Talks on the prohibition of tactical nuclear weapons deployment in third countries should be the next step in arms control, the Russian foreign minister said on Friday. Moscow and Washington announced earlier in the day that a new strategic arms control treaty, reducing nuclear warheads to 1,550 and delivery vehicles to 800 on each side, would be signed on April 8 in Prague.
The treaty, which is valid for ten years, stipulates that strategic offensive weapons are to be based solely on the national territories of Russia and the United States.
“I am convinced that negotiations on further progress in nuclear arms reduction will continue. But this conversation can only be conducted in the context of the general strategic situation, in the context of general disarmament tasks,” Sergei Lavrov said.

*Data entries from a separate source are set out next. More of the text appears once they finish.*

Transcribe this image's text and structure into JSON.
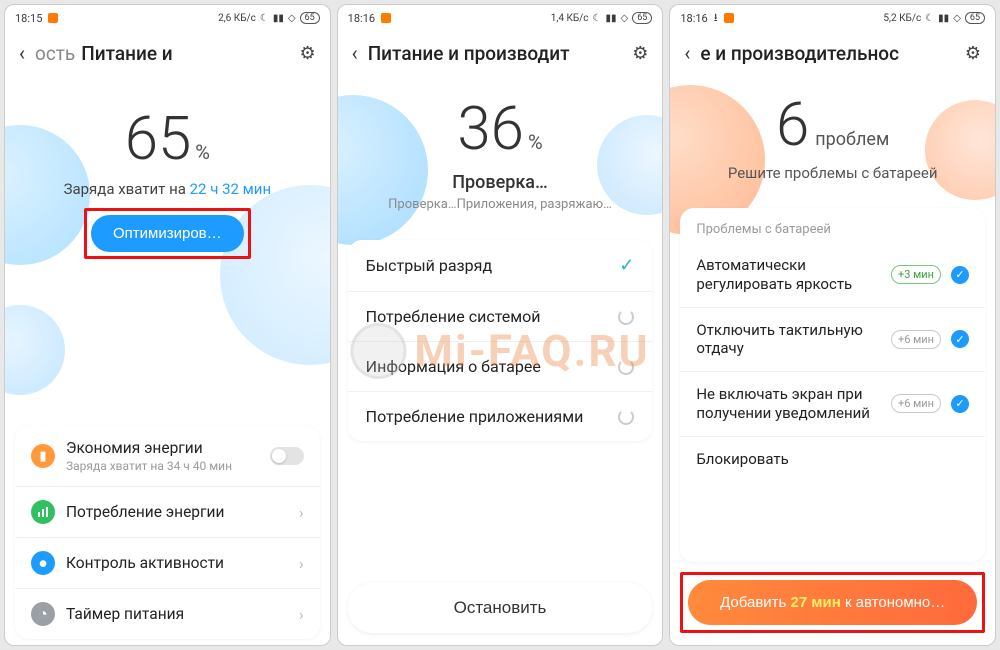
{
  "watermark": "Mi-FAQ.RU",
  "screens": [
    {
      "status": {
        "time": "18:15",
        "net": "2,6 КБ/с",
        "battery": "65"
      },
      "header": {
        "prev": "ость",
        "title": "Питание и"
      },
      "big": {
        "value": "65",
        "pct": "%",
        "sub_pre": "Заряда хватит на ",
        "sub_hl": "22 ч 32 мин"
      },
      "optimize_btn": "Оптимизиров…",
      "rows": {
        "saver": {
          "title": "Экономия энергии",
          "sub": "Заряда хватит на 34 ч 40 мин"
        },
        "usage": "Потребление энергии",
        "activity": "Контроль активности",
        "timer": "Таймер питания"
      }
    },
    {
      "status": {
        "time": "18:16",
        "net": "1,4 КБ/с",
        "battery": "65"
      },
      "header": {
        "title": "Питание и производит"
      },
      "big": {
        "value": "36",
        "pct": "%",
        "checking": "Проверка…",
        "checksub": "Проверка…Приложения, разряжаю…"
      },
      "items": {
        "a": "Быстрый разряд",
        "b": "Потребление системой",
        "c": "Информация о батарее",
        "d": "Потребление приложениями"
      },
      "stop": "Остановить"
    },
    {
      "status": {
        "time": "18:16",
        "net": "5,2 КБ/с",
        "battery": "65"
      },
      "header": {
        "title": "е и производительнос"
      },
      "big": {
        "value": "6",
        "word": "проблем",
        "sub": "Решите проблемы с батареей"
      },
      "card_header": "Проблемы с батареей",
      "problems": {
        "p1": {
          "text": "Автоматически регулировать яркость",
          "badge": "+3 мин"
        },
        "p2": {
          "text": "Отключить тактильную отдачу",
          "badge": "+6 мин"
        },
        "p3": {
          "text": "Не включать экран при получении уведомлений",
          "badge": "+6 мин"
        },
        "p4": {
          "text": "Блокировать"
        }
      },
      "action": {
        "pre": "Добавить ",
        "em": "27 мин",
        "post": " к автономно…"
      }
    }
  ]
}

He added that Russia had earlier proposed that nuclear weapons must only be deployed in the territory of those countries to which they belong.
“This should be the starting point in any conversation on this topic,” he said.
The minister said the new treaty will be submitted to the national parliaments for ratification “as soon as it is signed.”
Russia and the United States have been negotiating a strategic arms control pact since the two countries’ presidents met in April last year, but the work on the document has dragged on, with U.S. plans for missile defense in Europe a particular sticking point.
The Kremlin said the new treaty will establish a link between missile defense and offensive weapons.